Where one sex (usually males) competes physically for the other sex, there is selection pressure for large size, musculature, weaponry like antlers and horns, territoriality, and aggression. The winners of these contests reap huge rewards in terms of mating (Bateman's principle), which is why sexual dimorphism is associated with polygyny. In monogamous species, there is much less incentive to invest energy into intrasexual competition.


chazwomaq t1_izw4vqt wrote

Oh that's interesting I didn't know about this study. However, on reading it, rCBF doesn't look precise enough for individual level diagnosis. To rely on that alone would probably yield loads of false positives and miss many true positives. And since people often know they have depression as its symptoms are subjective, a pencil and paper test seems much more efficient.

But perhaps in the future biomarker(s) will prove accurate for psychological conditions.


chazwomaq t1_iztb6ls wrote

No. No such scans or biomarkers exist. This is true for most psychological conditions, in fact. The broken bone analogy is not quite right, because we do scan the brain to look for lesions (damaged areas), or tumours, or swelling.

The physical basis of most psychological and psychiatric conditions is largely unknown, probably because it is on a much smaller, subtler, and more complex scale than broken bones or biochemical levels.

A brief read here:

Will we have physical diagnosis in the future? Perhaps, but it's worth noting that there is not bright line dividing autism or ADD from non-clinical symptoms. They are the extreme ends of a distribution of behaviour on which everybody lies somewhere. Again, this is true for many psychological conditions.


chazwomaq t1_izkplro wrote

Some good answers here about the same cortical regions being active when perceiving and when imagining. Be aware though that this does not mean the whole pattern of activity is the same. For example, the optic nerves and thalamus are involved in sending visual information to the visual cortex. These would not be active when imagining.


chazwomaq t1_izf504y wrote

No, not a thing. As you describe them, these "core" memories would be part of autobiographical memory (memory about oneself). But there is no limited number of particularly special autobiographical memories that define people typically. A possible exception is a highly traumatic event.

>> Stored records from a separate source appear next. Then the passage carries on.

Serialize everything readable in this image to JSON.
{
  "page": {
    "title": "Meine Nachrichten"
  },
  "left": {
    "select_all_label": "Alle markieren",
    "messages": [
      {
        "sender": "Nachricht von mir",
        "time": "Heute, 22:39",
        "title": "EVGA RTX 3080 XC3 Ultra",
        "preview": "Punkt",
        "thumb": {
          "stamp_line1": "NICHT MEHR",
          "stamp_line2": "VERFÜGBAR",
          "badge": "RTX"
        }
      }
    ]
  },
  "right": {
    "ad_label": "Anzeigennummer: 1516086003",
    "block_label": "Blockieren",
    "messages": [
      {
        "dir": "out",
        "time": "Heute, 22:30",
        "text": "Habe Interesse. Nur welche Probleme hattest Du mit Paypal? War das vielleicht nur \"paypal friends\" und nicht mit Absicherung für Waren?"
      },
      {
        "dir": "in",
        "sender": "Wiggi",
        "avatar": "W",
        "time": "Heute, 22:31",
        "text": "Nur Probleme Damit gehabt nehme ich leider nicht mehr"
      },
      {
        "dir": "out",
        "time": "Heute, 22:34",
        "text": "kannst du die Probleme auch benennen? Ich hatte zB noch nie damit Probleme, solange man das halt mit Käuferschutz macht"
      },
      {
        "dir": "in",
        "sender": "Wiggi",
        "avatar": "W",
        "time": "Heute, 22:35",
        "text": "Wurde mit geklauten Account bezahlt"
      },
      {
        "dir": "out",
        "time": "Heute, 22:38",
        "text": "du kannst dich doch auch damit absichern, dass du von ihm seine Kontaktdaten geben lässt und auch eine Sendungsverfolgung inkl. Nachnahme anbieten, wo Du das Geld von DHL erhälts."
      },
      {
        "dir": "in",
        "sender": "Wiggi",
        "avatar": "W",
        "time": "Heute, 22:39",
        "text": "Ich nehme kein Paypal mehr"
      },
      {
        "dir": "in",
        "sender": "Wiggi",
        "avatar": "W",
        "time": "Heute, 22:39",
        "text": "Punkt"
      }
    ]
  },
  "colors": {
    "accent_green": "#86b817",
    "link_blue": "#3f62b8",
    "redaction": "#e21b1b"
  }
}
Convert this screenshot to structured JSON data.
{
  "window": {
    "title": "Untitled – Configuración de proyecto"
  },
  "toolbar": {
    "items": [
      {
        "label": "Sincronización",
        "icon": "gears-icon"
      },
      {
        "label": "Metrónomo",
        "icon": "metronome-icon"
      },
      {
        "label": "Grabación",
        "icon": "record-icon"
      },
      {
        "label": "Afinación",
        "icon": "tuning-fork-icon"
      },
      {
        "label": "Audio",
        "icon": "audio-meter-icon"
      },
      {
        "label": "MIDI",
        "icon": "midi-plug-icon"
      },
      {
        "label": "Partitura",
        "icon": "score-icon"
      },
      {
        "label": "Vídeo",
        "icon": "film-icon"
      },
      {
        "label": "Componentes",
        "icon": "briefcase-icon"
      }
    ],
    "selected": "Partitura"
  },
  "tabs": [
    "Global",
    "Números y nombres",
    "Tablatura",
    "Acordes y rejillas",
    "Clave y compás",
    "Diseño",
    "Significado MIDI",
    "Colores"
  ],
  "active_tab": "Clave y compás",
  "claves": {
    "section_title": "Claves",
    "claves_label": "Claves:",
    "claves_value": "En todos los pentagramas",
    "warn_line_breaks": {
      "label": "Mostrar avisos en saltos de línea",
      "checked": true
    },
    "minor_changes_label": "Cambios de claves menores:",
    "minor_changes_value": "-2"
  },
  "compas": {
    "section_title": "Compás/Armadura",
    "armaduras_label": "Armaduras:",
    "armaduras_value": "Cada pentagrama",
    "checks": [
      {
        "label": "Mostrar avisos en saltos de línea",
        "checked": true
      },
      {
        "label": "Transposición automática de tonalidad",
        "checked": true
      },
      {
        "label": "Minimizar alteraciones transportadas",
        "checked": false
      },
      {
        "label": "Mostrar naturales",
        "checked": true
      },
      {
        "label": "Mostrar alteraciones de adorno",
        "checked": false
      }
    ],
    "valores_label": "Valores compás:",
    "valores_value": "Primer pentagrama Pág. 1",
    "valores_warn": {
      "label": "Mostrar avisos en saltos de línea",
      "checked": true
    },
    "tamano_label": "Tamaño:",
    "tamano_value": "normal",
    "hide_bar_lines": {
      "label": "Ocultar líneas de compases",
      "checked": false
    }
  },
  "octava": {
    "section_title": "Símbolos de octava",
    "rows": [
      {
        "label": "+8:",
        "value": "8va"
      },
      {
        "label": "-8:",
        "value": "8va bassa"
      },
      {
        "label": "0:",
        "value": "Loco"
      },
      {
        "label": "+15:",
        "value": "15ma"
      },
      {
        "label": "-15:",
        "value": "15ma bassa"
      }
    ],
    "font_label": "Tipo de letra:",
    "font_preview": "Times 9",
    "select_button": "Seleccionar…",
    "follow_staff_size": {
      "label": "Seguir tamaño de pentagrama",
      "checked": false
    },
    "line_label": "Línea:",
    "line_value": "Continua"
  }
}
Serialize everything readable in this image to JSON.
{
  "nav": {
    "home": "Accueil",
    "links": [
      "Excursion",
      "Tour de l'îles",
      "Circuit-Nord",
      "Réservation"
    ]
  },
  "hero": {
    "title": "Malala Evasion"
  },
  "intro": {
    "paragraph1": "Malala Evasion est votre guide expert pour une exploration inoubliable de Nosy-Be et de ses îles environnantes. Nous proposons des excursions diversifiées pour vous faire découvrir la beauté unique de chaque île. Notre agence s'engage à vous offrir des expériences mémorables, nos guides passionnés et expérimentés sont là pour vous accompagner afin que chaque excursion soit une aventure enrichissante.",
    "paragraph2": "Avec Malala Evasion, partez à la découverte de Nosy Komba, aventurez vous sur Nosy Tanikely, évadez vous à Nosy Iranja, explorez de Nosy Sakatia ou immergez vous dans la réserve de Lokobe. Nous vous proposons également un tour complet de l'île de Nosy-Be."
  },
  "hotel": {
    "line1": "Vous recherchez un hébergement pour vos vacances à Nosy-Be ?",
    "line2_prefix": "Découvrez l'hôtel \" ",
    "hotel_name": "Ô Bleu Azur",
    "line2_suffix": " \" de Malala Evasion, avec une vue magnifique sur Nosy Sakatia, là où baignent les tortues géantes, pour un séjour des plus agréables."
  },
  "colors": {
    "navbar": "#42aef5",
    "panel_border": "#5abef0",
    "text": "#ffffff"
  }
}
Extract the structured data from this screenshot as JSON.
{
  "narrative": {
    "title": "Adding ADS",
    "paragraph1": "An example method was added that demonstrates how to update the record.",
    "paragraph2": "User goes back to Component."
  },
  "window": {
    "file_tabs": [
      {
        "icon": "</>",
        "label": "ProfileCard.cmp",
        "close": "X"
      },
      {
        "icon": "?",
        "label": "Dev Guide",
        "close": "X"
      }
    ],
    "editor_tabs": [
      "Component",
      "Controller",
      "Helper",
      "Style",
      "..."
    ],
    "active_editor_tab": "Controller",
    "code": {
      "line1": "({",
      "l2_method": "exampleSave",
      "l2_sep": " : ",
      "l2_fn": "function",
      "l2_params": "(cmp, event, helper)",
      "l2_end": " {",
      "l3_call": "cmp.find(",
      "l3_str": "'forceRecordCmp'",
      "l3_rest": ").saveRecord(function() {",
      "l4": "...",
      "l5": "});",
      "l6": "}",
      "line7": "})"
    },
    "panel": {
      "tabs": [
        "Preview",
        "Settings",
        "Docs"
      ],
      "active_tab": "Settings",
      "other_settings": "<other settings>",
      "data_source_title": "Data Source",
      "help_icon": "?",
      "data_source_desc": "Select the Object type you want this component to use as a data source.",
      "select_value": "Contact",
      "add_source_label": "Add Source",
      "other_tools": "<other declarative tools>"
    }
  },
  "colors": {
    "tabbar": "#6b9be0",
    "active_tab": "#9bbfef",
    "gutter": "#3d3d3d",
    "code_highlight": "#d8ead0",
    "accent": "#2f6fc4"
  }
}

Another slightly similar concept is a "flashbulb" memory, where people remember a particular event very clearly (although not always accurately). Classic examples would be the moon landings, Challenger disaster, or 9/11/2001. There are often not autobiographical though, but they might be highly emotional.


chazwomaq t1_ixzfaoy wrote

>From an evolutionary perspective, you want to grow to sexual maturity as quickly as possible,

This is not true. There is a tradeoff between reproducing early and growing a large body size. Both are advantageous, and so life history theory is all about managing such tradeoffs to maximise overall fitness.

Early sexual maturity (and small body size) is favoured when extrinsic mortality is high, and vice versa.